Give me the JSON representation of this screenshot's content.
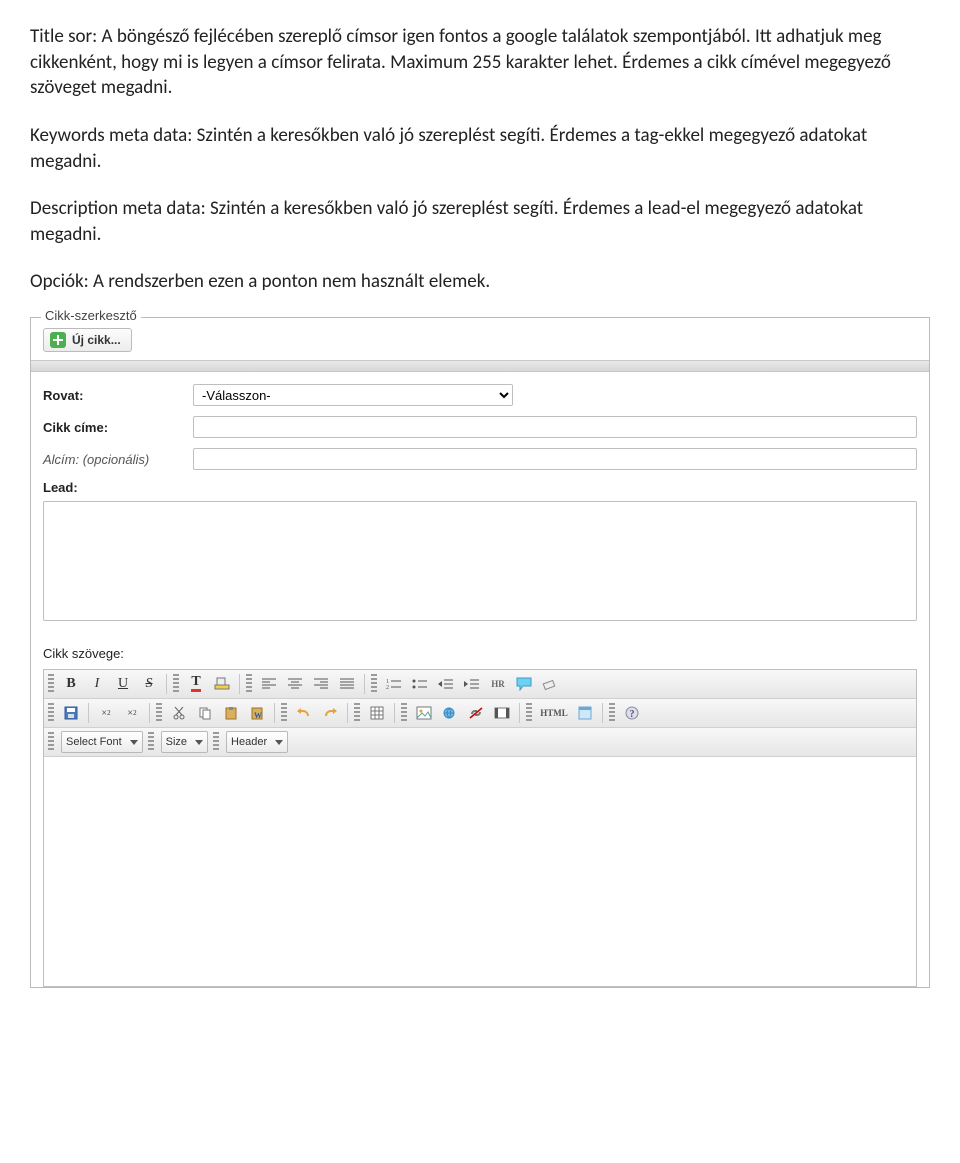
{
  "doc": {
    "p1": "Title sor: A böngésző fejlécében szereplő címsor igen fontos a google találatok szempontjából. Itt adhatjuk meg cikkenként, hogy mi is legyen a címsor felirata. Maximum 255 karakter lehet. Érdemes a cikk címével megegyező szöveget megadni.",
    "p2": "Keywords meta data: Szintén a keresőkben való jó szereplést segíti. Érdemes a tag-ekkel megegyező adatokat megadni.",
    "p3": "Description meta data: Szintén a keresőkben való jó szereplést segíti. Érdemes a lead-el megegyező adatokat megadni.",
    "p4": "Opciók: A rendszerben ezen a ponton nem használt elemek."
  },
  "editor": {
    "legend": "Cikk-szerkesztő",
    "new_button": "Új cikk...",
    "labels": {
      "rovat": "Rovat:",
      "cim": "Cikk címe:",
      "alcim": "Alcím: (opcionális)",
      "lead": "Lead:",
      "body": "Cikk szövege:"
    },
    "rovat_selected": "-Válasszon-",
    "toolbar": {
      "row1": {
        "bold": "B",
        "italic": "I",
        "underline": "U",
        "strike": "S",
        "textcolor": "T",
        "hr": "HR"
      },
      "row2": {
        "html": "HTML"
      },
      "row3": {
        "font": "Select Font",
        "size": "Size",
        "header": "Header"
      }
    }
  }
}
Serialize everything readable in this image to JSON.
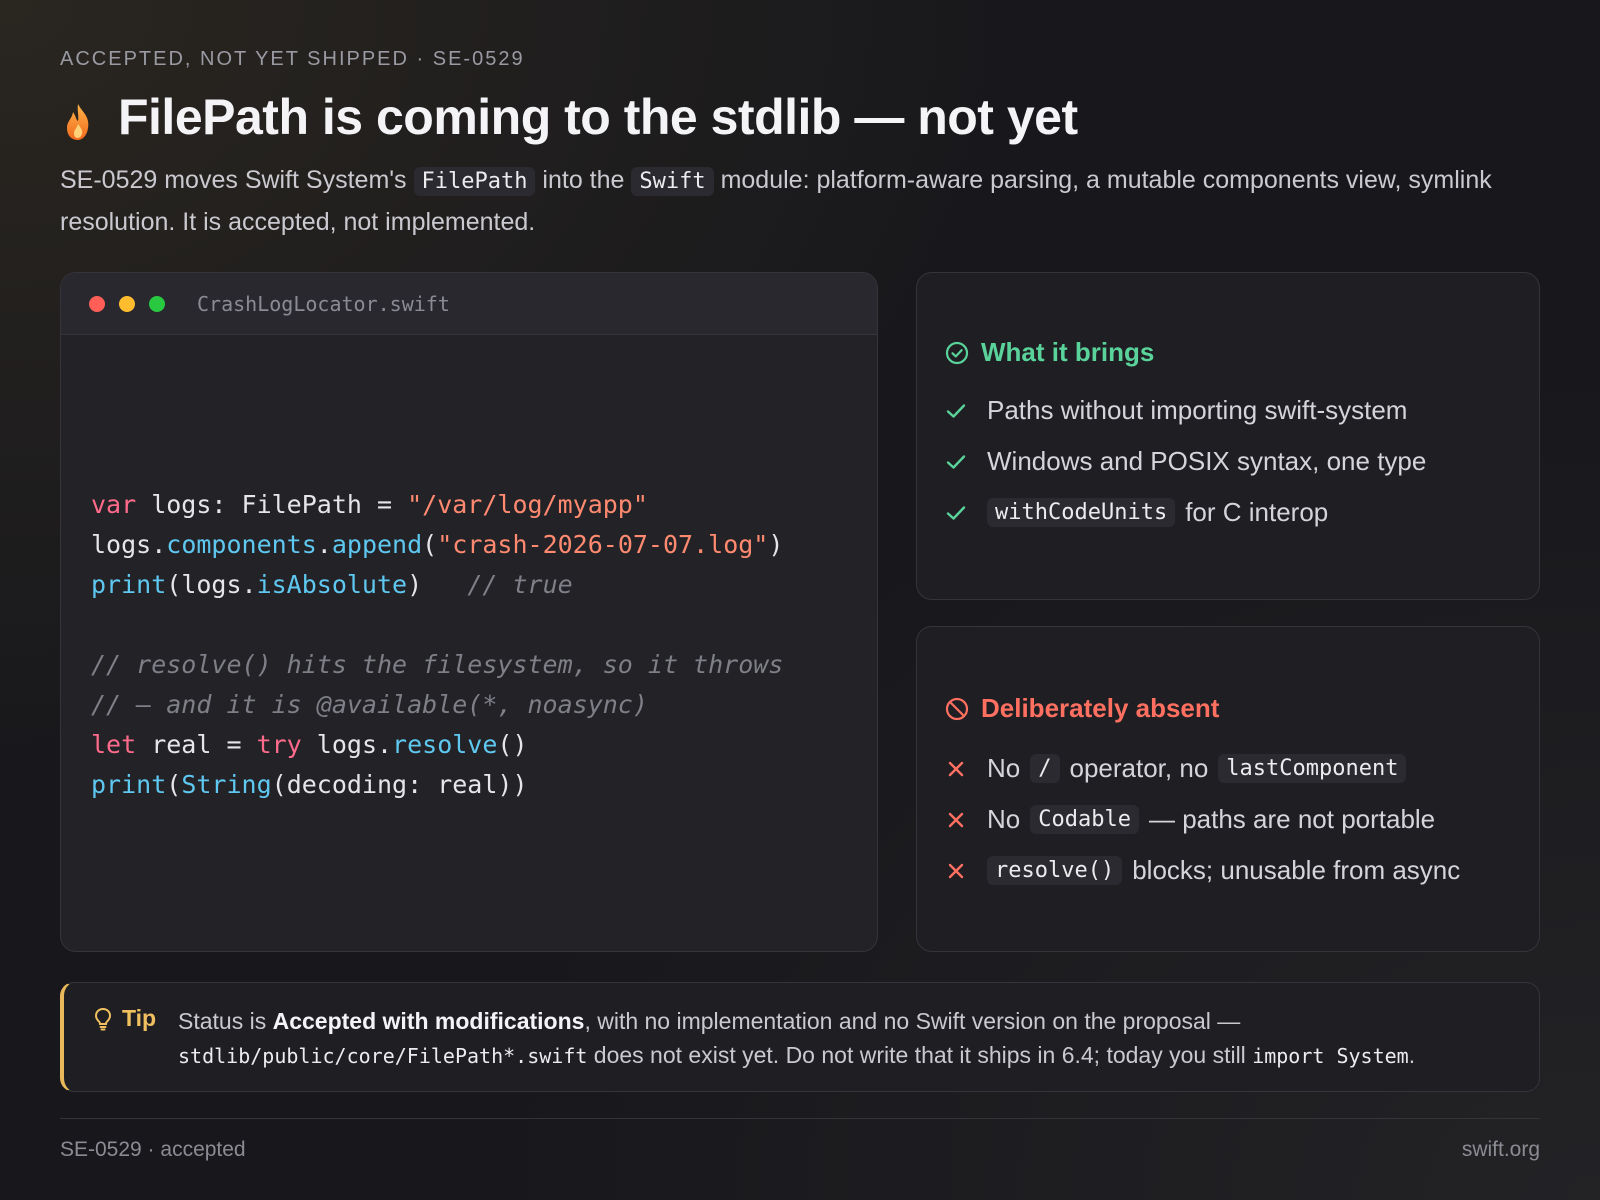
{
  "header": {
    "eyebrow": "ACCEPTED, NOT YET SHIPPED · SE-0529",
    "title": "FilePath is coming to the stdlib — not yet",
    "title_icon": "flame-icon",
    "lede": {
      "part1": "SE-0529 moves Swift System's ",
      "chip1": "FilePath",
      "part2": " into the ",
      "chip2": "Swift",
      "part3": " module: platform-aware parsing, a mutable components view, symlink resolution. It is accepted, not implemented."
    }
  },
  "code_window": {
    "filename": "CrashLogLocator.swift",
    "dot_colors": [
      "#ff5f57",
      "#febc2e",
      "#28c840"
    ],
    "lines": [
      [
        {
          "t": "var",
          "c": "kw"
        },
        {
          "t": " logs: FilePath = "
        },
        {
          "t": "\"/var/log/myapp\"",
          "c": "str"
        }
      ],
      [
        {
          "t": "logs."
        },
        {
          "t": "components",
          "c": "fn"
        },
        {
          "t": "."
        },
        {
          "t": "append",
          "c": "fn"
        },
        {
          "t": "("
        },
        {
          "t": "\"crash-2026-07-07.log\"",
          "c": "str"
        },
        {
          "t": ")"
        }
      ],
      [
        {
          "t": "print",
          "c": "fn"
        },
        {
          "t": "(logs."
        },
        {
          "t": "isAbsolute",
          "c": "fn"
        },
        {
          "t": ")   "
        },
        {
          "t": "// true",
          "c": "cm"
        }
      ],
      [],
      [
        {
          "t": "// resolve() hits the filesystem, so it throws",
          "c": "cm"
        }
      ],
      [
        {
          "t": "// — and it is @available(*, noasync)",
          "c": "cm"
        }
      ],
      [
        {
          "t": "let",
          "c": "kw"
        },
        {
          "t": " real = "
        },
        {
          "t": "try",
          "c": "kw"
        },
        {
          "t": " logs."
        },
        {
          "t": "resolve",
          "c": "fn"
        },
        {
          "t": "()"
        }
      ],
      [
        {
          "t": "print",
          "c": "fn"
        },
        {
          "t": "("
        },
        {
          "t": "String",
          "c": "fn"
        },
        {
          "t": "(decoding: real))"
        }
      ]
    ]
  },
  "brings": {
    "heading": "What it brings",
    "icon": "check-circle-icon",
    "color": "#5ad39b",
    "items": [
      {
        "text": "Paths without importing swift-system"
      },
      {
        "text": "Windows and POSIX syntax, one type"
      },
      {
        "code": "withCodeUnits",
        "text": "for C interop"
      }
    ]
  },
  "absent": {
    "heading": "Deliberately absent",
    "icon": "prohibited-icon",
    "color": "#ff7060",
    "items": [
      {
        "pre": "No",
        "code": "/",
        "text": "operator, no",
        "code2": "lastComponent"
      },
      {
        "pre": "No",
        "code": "Codable",
        "text": "— paths are not portable"
      },
      {
        "code": "resolve()",
        "text": "blocks; unusable from async"
      }
    ]
  },
  "tip": {
    "label": "Tip",
    "icon": "lightbulb-icon",
    "accent": "#e8b85a",
    "t1": "Status is ",
    "bold": "Accepted with modifications",
    "t2": ", with no implementation and no Swift version on the proposal —",
    "code1": "stdlib/public/core/FilePath*.swift",
    "t3": " does not exist yet. Do not write that it ships in 6.4; today you still ",
    "code2": "import System",
    "t4": "."
  },
  "footer": {
    "left": "SE-0529 · accepted",
    "right": "swift.org"
  }
}
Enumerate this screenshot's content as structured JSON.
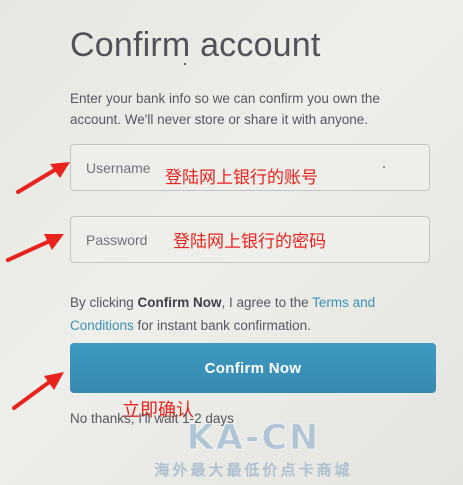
{
  "header": {
    "title": "Confirm account"
  },
  "intro": {
    "text": "Enter your bank info so we can confirm you own the account. We'll never store or share it with anyone."
  },
  "form": {
    "username_placeholder": "Username",
    "password_placeholder": "Password"
  },
  "agreement": {
    "prefix": "By clicking ",
    "bold": "Confirm Now",
    "middle": ", I agree to the ",
    "link": "Terms and Conditions",
    "suffix": " for instant bank confirmation."
  },
  "actions": {
    "confirm_label": "Confirm Now",
    "no_thanks_label": "No thanks, I'll wait 1-2 days"
  },
  "annotations": {
    "username": "登陆网上银行的账号",
    "password": "登陆网上银行的密码",
    "confirm": "立即确认"
  },
  "watermark": {
    "main": "KA-CN",
    "sub": "海外最大最低价点卡商城"
  },
  "colors": {
    "accent": "#3b92b5",
    "button": "#3a8fb8",
    "annotation": "#e8231d"
  }
}
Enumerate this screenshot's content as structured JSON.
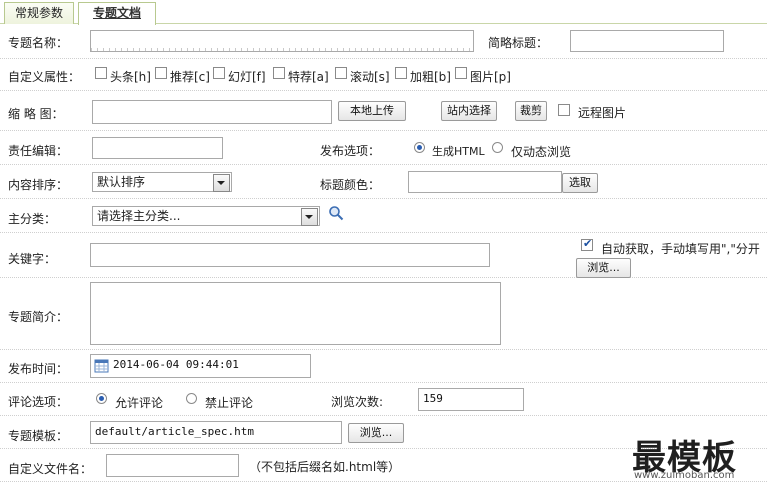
{
  "tabs": [
    {
      "label": "常规参数"
    },
    {
      "label": "专题文档"
    }
  ],
  "fields": {
    "title_label": "专题名称：",
    "short_title_label": "简略标题：",
    "attr_label": "自定义属性：",
    "attrs": [
      "头条[h]",
      "推荐[c]",
      "幻灯[f]",
      "特荐[a]",
      "滚动[s]",
      "加粗[b]",
      "图片[p]"
    ],
    "thumb_label": "缩 略 图：",
    "upload_btn": "本地上传",
    "site_select_btn": "站内选择",
    "crop_btn": "裁剪",
    "remote_label": "远程图片",
    "editor_label": "责任编辑：",
    "publish_label": "发布选项：",
    "publish_opt1": "生成HTML",
    "publish_opt2": "仅动态浏览",
    "sort_label": "内容排序：",
    "sort_value": "默认排序",
    "color_label": "标题颜色：",
    "color_btn": "选取",
    "category_label": "主分类：",
    "category_value": "请选择主分类...",
    "keywords_label": "关键字：",
    "auto_fetch_label": "自动获取，手动填写用\",\"分开",
    "browse_btn": "浏览...",
    "summary_label": "专题简介：",
    "pubtime_label": "发布时间：",
    "pubtime_value": "2014-06-04 09:44:01",
    "comment_label": "评论选项：",
    "comment_allow": "允许评论",
    "comment_deny": "禁止评论",
    "views_label": "浏览次数:",
    "views_value": "159",
    "template_label": "专题模板：",
    "template_value": "default/article_spec.htm",
    "template_browse_btn": "浏览...",
    "filename_label": "自定义文件名：",
    "filename_hint": "（不包括后缀名如.html等）"
  },
  "watermark": {
    "text": "最模板",
    "sub": "www.zuimoban.com"
  },
  "colors": {
    "tab_border": "#b8c98f",
    "checkbox_mark": "#1a4fa0",
    "radio_dot": "#2a5db0"
  }
}
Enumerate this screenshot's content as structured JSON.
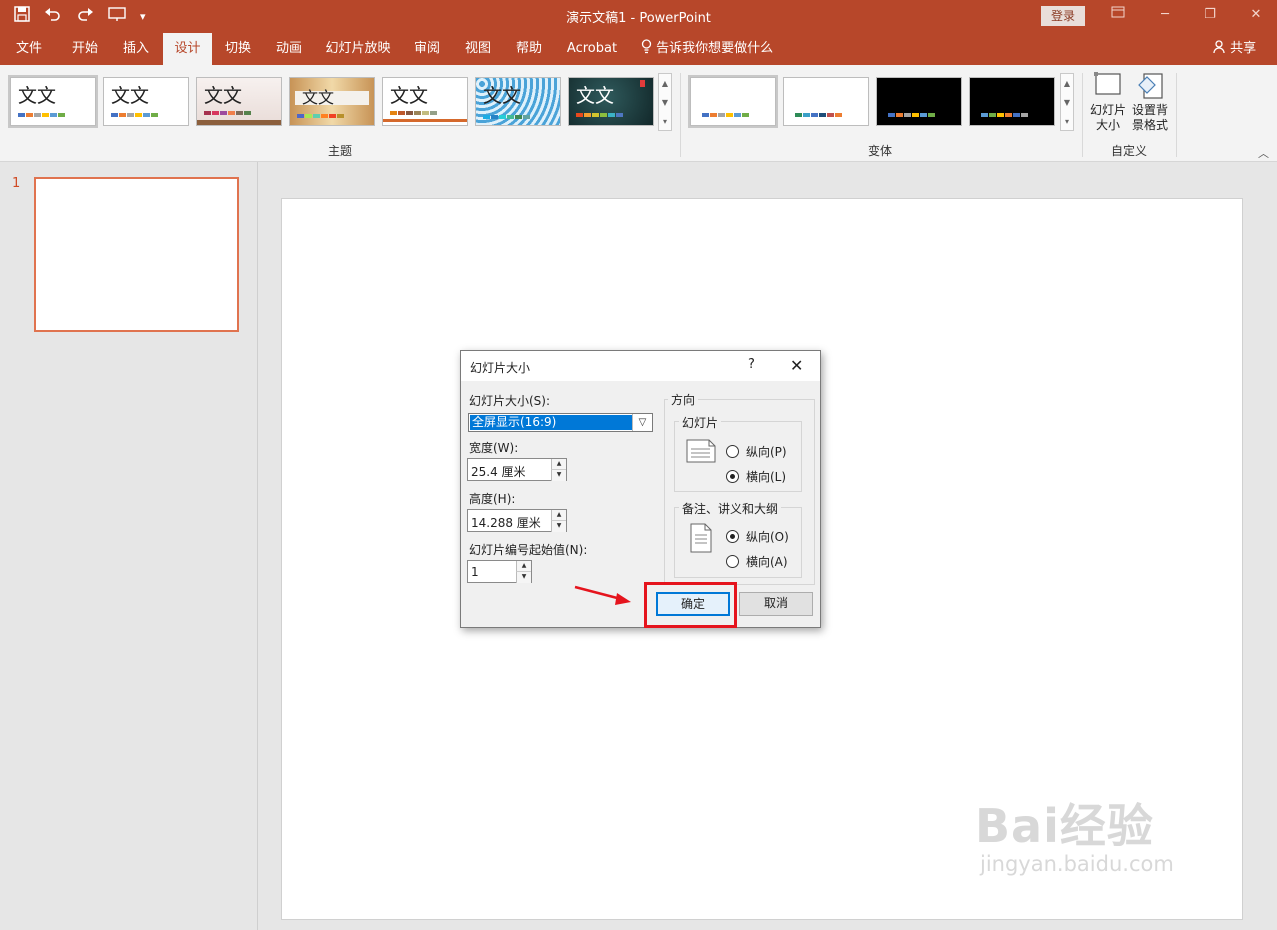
{
  "titlebar": {
    "title": "演示文稿1 - PowerPoint",
    "login_label": "登录",
    "qat_icons": [
      "save-icon",
      "undo-icon",
      "redo-icon",
      "present-icon",
      "customize-icon"
    ]
  },
  "tabs": [
    {
      "label": "文件"
    },
    {
      "label": "开始"
    },
    {
      "label": "插入"
    },
    {
      "label": "设计",
      "active": true
    },
    {
      "label": "切换"
    },
    {
      "label": "动画"
    },
    {
      "label": "幻灯片放映"
    },
    {
      "label": "审阅"
    },
    {
      "label": "视图"
    },
    {
      "label": "帮助"
    },
    {
      "label": "Acrobat"
    }
  ],
  "tell_me": "告诉我你想要做什么",
  "share": "共享",
  "ribbon": {
    "themes_label": "主题",
    "variants_label": "变体",
    "customize_label": "自定义",
    "theme_text": "文文",
    "slide_size_label": "幻灯片大小",
    "format_bg_label": "设置背景格式"
  },
  "thumbnail": {
    "number": "1"
  },
  "watermark": {
    "big": "Bai经验",
    "small": "jingyan.baidu.com"
  },
  "dialog": {
    "title": "幻灯片大小",
    "help": "?",
    "close": "✕",
    "size_label": "幻灯片大小(S):",
    "size_value": "全屏显示(16:9)",
    "width_label": "宽度(W):",
    "width_value": "25.4 厘米",
    "height_label": "高度(H):",
    "height_value": "14.288 厘米",
    "start_label": "幻灯片编号起始值(N):",
    "start_value": "1",
    "orientation_label": "方向",
    "slides_group": "幻灯片",
    "slides_portrait": "纵向(P)",
    "slides_landscape": "横向(L)",
    "notes_group": "备注、讲义和大纲",
    "notes_portrait": "纵向(O)",
    "notes_landscape": "横向(A)",
    "ok": "确定",
    "cancel": "取消"
  }
}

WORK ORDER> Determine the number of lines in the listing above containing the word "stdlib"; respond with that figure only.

EXERCISE RESPONSE> 2